Friday, 28 January 2011
When did you last walk through a graveyard at night? Perhaps you did it for a dare, or maybe it was just a shortcut home. Whatever the reason for your nocturnal diversion, did you at anytime feel a little uneasy? Perhaps you felt you were not entirely alone. Or maybe you just felt a nervous kind of excitement. You would be forgiven if you had experienced any of the above, bearing in mind your close proximity to the residents residing therein. That in itself is surely enough to make even the most skeptical feel, shall we say - apprehensive.
There will always be those with a more ghoulish and fanciful outlook to their immediate surroundings. Those who will contemplate with a morbid curiosity their own proximity to death, consider that just *six feet down* and in all directions lay the remains of countless corpses in various stages of decomposition. It is easy to see why the imagination can run riot when courting such thoughts in such places.
It is not surprising graveyards have gained a reputation for being haunted (see churches in sidebar) after all, are they not the perfect stage to have inspired many an author of ghost fiction to put pen to paper. It is understandable then, that some folk feel a sense of unease when entering these gardens of the dead, especially at night, when it is felt by some that they take on a sombre, brooding and occasionally menacing ambiance. Tall imposing shadows, cast by numerous lichen encrusted headstones; the more elaborate being those of angels cast in stone, their grey weathered faces eternally set in mournful repose as they gaze down upon neglected, forgotten graves who's inscriptions have long since been lost to times erosion. The quiet of the night is split by the eerie cry of the owl and the tortured squeal of its catch which echo hauntingly through the darkness. An amorphous mist that no graveyard at night is complete without, its icy fingers caressing and entwining the graves, its presence made all the more spectral by the light from a full moon. Then there are the watchers; someone or something is out there, watching, waiting and I don’t mean the resident winos and junkies who frequent such places, all to eager to familiarizing themselves with their fast approaching final destination. No! I refer to the 'otherworldly', the unseen menace lurking in the shadows, the grisly ghouls, the soul collectors, the tomb-hoppers, your worse nightmares - brrrr!
There are some who are convinced that the closer to the dead they can get, the better chance of encountering a ghost, so where better to start than in a graveyard.
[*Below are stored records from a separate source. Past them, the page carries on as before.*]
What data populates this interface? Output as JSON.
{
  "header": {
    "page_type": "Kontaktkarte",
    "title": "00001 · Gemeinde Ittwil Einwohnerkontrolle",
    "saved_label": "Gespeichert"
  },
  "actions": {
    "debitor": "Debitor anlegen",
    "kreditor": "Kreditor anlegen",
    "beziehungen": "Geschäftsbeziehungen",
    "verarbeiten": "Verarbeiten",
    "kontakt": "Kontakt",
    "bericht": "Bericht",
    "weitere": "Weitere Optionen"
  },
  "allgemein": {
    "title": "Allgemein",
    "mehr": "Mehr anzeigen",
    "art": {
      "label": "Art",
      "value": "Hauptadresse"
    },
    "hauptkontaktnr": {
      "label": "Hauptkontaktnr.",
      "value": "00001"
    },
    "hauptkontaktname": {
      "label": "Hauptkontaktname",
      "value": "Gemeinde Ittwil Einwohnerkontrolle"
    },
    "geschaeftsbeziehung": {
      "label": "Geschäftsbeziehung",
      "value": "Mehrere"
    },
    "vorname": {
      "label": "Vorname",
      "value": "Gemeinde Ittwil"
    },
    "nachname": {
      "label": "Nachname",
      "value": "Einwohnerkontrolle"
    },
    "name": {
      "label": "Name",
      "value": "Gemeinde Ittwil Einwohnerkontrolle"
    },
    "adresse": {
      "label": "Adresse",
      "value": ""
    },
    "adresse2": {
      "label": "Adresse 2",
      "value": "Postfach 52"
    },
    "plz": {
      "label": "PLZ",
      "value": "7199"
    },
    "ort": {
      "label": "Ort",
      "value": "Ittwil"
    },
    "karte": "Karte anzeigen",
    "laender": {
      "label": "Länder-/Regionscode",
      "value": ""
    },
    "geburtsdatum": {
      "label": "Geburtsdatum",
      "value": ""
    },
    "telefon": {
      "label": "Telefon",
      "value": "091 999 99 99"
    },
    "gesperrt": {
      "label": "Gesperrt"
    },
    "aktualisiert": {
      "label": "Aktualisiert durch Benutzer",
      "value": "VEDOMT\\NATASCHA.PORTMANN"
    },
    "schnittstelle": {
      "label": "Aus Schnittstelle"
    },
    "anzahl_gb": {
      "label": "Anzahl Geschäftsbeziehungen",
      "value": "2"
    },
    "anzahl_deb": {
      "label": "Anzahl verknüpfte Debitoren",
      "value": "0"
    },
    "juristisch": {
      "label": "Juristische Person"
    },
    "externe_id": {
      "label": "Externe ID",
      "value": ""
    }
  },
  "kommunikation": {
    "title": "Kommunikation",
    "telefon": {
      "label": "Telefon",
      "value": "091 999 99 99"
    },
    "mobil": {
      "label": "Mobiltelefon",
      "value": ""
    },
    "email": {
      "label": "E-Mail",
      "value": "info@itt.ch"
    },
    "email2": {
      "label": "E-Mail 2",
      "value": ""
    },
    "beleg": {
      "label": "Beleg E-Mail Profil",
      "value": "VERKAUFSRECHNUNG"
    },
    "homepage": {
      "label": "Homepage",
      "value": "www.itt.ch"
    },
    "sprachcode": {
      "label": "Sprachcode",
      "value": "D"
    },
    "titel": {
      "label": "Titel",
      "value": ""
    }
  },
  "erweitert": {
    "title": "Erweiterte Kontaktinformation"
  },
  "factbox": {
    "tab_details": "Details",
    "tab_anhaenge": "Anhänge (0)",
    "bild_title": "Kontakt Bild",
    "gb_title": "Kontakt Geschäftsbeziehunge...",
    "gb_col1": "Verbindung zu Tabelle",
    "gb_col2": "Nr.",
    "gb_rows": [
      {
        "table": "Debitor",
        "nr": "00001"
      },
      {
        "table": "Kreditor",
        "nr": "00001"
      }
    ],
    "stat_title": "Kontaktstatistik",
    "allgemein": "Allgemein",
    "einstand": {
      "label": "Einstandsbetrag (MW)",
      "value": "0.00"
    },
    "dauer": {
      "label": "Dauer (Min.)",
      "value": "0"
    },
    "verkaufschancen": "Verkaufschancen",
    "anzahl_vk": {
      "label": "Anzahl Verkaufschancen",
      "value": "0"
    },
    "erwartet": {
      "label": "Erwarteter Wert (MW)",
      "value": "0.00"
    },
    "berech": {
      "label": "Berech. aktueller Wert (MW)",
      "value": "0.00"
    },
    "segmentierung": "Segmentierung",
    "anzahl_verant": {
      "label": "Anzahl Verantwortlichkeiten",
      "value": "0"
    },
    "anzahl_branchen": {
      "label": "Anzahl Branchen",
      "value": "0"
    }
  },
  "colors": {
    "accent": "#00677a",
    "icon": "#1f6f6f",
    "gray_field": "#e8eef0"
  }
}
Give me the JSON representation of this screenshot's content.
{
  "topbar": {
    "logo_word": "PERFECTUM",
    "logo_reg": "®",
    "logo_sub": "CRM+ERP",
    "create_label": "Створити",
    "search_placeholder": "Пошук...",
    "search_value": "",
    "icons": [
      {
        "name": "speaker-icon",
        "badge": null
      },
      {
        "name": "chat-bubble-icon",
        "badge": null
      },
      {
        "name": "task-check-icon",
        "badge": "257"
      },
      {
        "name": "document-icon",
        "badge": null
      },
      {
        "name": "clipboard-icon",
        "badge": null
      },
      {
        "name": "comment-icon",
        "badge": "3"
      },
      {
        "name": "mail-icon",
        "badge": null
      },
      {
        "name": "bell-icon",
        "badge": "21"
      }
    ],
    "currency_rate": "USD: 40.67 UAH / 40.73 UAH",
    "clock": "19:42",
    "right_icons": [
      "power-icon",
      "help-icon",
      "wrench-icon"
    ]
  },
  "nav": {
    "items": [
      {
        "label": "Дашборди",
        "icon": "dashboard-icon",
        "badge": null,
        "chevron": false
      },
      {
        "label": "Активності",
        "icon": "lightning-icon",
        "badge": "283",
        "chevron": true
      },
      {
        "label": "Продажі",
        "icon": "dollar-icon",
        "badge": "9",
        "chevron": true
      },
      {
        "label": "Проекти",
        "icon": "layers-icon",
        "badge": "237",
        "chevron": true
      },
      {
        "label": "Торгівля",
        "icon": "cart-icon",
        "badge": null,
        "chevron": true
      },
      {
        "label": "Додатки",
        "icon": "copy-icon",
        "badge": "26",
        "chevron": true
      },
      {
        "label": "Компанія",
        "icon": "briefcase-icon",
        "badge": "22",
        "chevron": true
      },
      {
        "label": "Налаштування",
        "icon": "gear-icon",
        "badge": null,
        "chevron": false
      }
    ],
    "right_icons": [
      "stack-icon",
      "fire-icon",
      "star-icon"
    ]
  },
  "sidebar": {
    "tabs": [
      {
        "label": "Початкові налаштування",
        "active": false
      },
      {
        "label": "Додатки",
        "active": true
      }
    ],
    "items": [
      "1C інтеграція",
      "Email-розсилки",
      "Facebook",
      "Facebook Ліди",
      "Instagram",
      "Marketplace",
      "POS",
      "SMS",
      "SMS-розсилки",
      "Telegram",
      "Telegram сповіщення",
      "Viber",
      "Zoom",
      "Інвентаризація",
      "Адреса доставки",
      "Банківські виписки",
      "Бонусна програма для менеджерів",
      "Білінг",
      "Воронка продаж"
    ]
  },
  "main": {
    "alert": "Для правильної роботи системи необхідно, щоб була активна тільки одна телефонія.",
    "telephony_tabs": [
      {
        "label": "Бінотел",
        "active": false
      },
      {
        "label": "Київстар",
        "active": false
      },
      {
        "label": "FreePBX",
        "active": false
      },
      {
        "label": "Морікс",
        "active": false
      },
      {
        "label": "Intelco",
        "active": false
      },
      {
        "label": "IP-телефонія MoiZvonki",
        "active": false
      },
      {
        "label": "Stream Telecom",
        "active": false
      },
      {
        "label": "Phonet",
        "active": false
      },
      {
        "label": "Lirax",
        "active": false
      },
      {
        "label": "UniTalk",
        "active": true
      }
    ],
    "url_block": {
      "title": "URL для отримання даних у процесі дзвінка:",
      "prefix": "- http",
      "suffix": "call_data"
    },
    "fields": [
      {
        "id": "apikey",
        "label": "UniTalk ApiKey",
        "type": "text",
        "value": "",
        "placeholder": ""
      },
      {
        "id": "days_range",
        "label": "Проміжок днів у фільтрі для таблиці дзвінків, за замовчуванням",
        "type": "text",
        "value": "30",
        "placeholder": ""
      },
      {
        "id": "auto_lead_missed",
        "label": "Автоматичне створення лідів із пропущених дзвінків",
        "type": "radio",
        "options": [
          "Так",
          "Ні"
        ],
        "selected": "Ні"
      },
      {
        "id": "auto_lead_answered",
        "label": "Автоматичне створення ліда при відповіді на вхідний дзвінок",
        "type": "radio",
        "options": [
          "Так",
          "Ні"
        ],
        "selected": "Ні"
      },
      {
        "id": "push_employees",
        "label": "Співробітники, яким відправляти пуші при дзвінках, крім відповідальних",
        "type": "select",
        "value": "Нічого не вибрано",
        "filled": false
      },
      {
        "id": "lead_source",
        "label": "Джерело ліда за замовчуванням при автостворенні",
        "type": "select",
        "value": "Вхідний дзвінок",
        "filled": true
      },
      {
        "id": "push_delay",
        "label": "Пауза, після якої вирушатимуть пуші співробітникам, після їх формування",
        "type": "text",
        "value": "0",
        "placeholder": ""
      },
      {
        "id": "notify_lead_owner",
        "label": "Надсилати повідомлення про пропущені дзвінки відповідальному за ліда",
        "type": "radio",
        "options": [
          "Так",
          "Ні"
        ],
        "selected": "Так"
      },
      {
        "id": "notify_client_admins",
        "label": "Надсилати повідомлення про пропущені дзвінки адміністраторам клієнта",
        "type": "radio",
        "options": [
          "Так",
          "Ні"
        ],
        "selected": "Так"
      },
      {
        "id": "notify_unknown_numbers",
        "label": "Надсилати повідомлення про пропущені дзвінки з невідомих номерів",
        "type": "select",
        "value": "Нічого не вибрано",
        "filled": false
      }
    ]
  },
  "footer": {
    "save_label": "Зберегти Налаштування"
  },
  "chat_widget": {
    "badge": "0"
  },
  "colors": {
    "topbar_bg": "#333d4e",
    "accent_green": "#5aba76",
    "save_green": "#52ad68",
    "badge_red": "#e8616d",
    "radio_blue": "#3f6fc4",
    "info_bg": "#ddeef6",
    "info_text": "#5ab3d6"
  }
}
I‘m not altogether convinced such places are likely to yield any better results than anywhere else. I can’t help thinking why a ghost would want to waste time haunting its own grave, when there is so much more fun to be had scaring the pants of folk elsewhere, but then am I in danger of attributing a ghost with a modicum of intelligence to be able to make that decision.
From my own experience of graveyards and I’ve visited a few, they have always been environments that positively encourage quiet contemplation. It’s almost as if the cacophony of the 21st century has been purposely muffled, possibly by the influence of those that reside therein; now there's a thought. I have never found graveyards intimidating or scary but then I don‘t wonder them in the dead of night, well not if I can help it.
When I have walk amongst the spires, crosses, plaques and seraphim, each a symbol of death's ultimate victory over the living and each bearing an epitaph to those who are no loner with us only fills me with melancholy, especially when I come across the graves of children, snatched from a life only just begun.
From the day we are born, death stalks us, it hides in the shadows, never hurrying but always vigilant. Life is precariously balanced and it takes very little to tip that balance.
There is, in my opinion, little mileage to be found looking for ghosts of the dead in graveyards. If you're looking for death, then don't bother as death will ultimately find you and when that day comes, as it surely will, then we will join in sleep those who we now walk amongst.
*Six Feet Down*
The directive that bodies should be buried 6 feet down dates back to the Bubonic Plague of 1665, where is was thought that at such a depth there was little or no chance of infection spreading and also deep enough to prevent scavengers digging up infected corpses. Today however, the depth at which a coffin may be interred is a little less stringent and in some parishes in the U.K. it is permitted to bury a body in little more than 30 inches of soil.
'I saw an angel in the marble and I chiselled until I set him free'.
~ Michelangelo ~